## RECORDS SHOWN
═══

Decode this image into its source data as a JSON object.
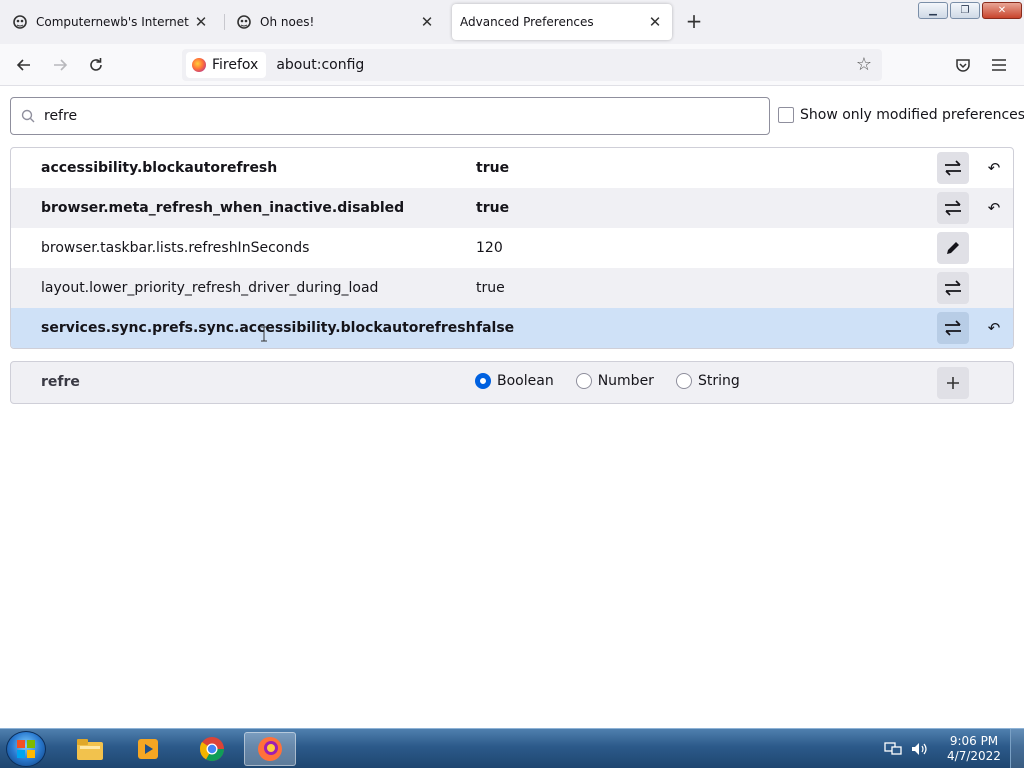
{
  "tabs": [
    {
      "title": "Computernewb's Internet Pub Hu",
      "active": false
    },
    {
      "title": "Oh noes!",
      "active": false
    },
    {
      "title": "Advanced Preferences",
      "active": true
    }
  ],
  "navbar": {
    "identity_label": "Firefox",
    "url": "about:config"
  },
  "search": {
    "value": "refre",
    "show_modified_label": "Show only modified preferences"
  },
  "preferences": [
    {
      "name": "accessibility.blockautorefresh",
      "value": "true",
      "modified": true,
      "action": "toggle"
    },
    {
      "name": "browser.meta_refresh_when_inactive.disabled",
      "value": "true",
      "modified": true,
      "action": "toggle"
    },
    {
      "name": "browser.taskbar.lists.refreshInSeconds",
      "value": "120",
      "modified": false,
      "action": "edit"
    },
    {
      "name": "layout.lower_priority_refresh_driver_during_load",
      "value": "true",
      "modified": false,
      "action": "toggle"
    },
    {
      "name": "services.sync.prefs.sync.accessibility.blockautorefresh",
      "value": "false",
      "modified": true,
      "action": "toggle"
    }
  ],
  "add_row": {
    "name": "refre",
    "types": [
      "Boolean",
      "Number",
      "String"
    ],
    "selected_type": "Boolean"
  },
  "taskbar": {
    "time": "9:06 PM",
    "date": "4/7/2022"
  },
  "colors": {
    "accent": "#0061e0",
    "selected_row": "#cfe1f7",
    "alt_row": "#f0f0f4"
  }
}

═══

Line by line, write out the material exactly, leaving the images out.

Decode this image into its source data as a JSON object.
{
  "tabs": [
    {
      "title": "Computernewb's Internet Pub Hu",
      "active": false
    },
    {
      "title": "Oh noes!",
      "active": false
    },
    {
      "title": "Advanced Preferences",
      "active": true
    }
  ],
  "navbar": {
    "identity_label": "Firefox",
    "url": "about:config"
  },
  "search": {
    "value": "refre",
    "show_modified_label": "Show only modified preferences"
  },
  "preferences": [
    {
      "name": "accessibility.blockautorefresh",
      "value": "true",
      "modified": true,
      "action": "toggle"
    },
    {
      "name": "browser.meta_refresh_when_inactive.disabled",
      "value": "true",
      "modified": true,
      "action": "toggle"
    },
    {
      "name": "browser.taskbar.lists.refreshInSeconds",
      "value": "120",
      "modified": false,
      "action": "edit"
    },
    {
      "name": "layout.lower_priority_refresh_driver_during_load",
      "value": "true",
      "modified": false,
      "action": "toggle"
    },
    {
      "name": "services.sync.prefs.sync.accessibility.blockautorefresh",
      "value": "false",
      "modified": true,
      "action": "toggle"
    }
  ],
  "add_row": {
    "name": "refre",
    "types": [
      "Boolean",
      "Number",
      "String"
    ],
    "selected_type": "Boolean"
  },
  "taskbar": {
    "time": "9:06 PM",
    "date": "4/7/2022"
  },
  "colors": {
    "accent": "#0061e0",
    "selected_row": "#cfe1f7",
    "alt_row": "#f0f0f4"
  }
}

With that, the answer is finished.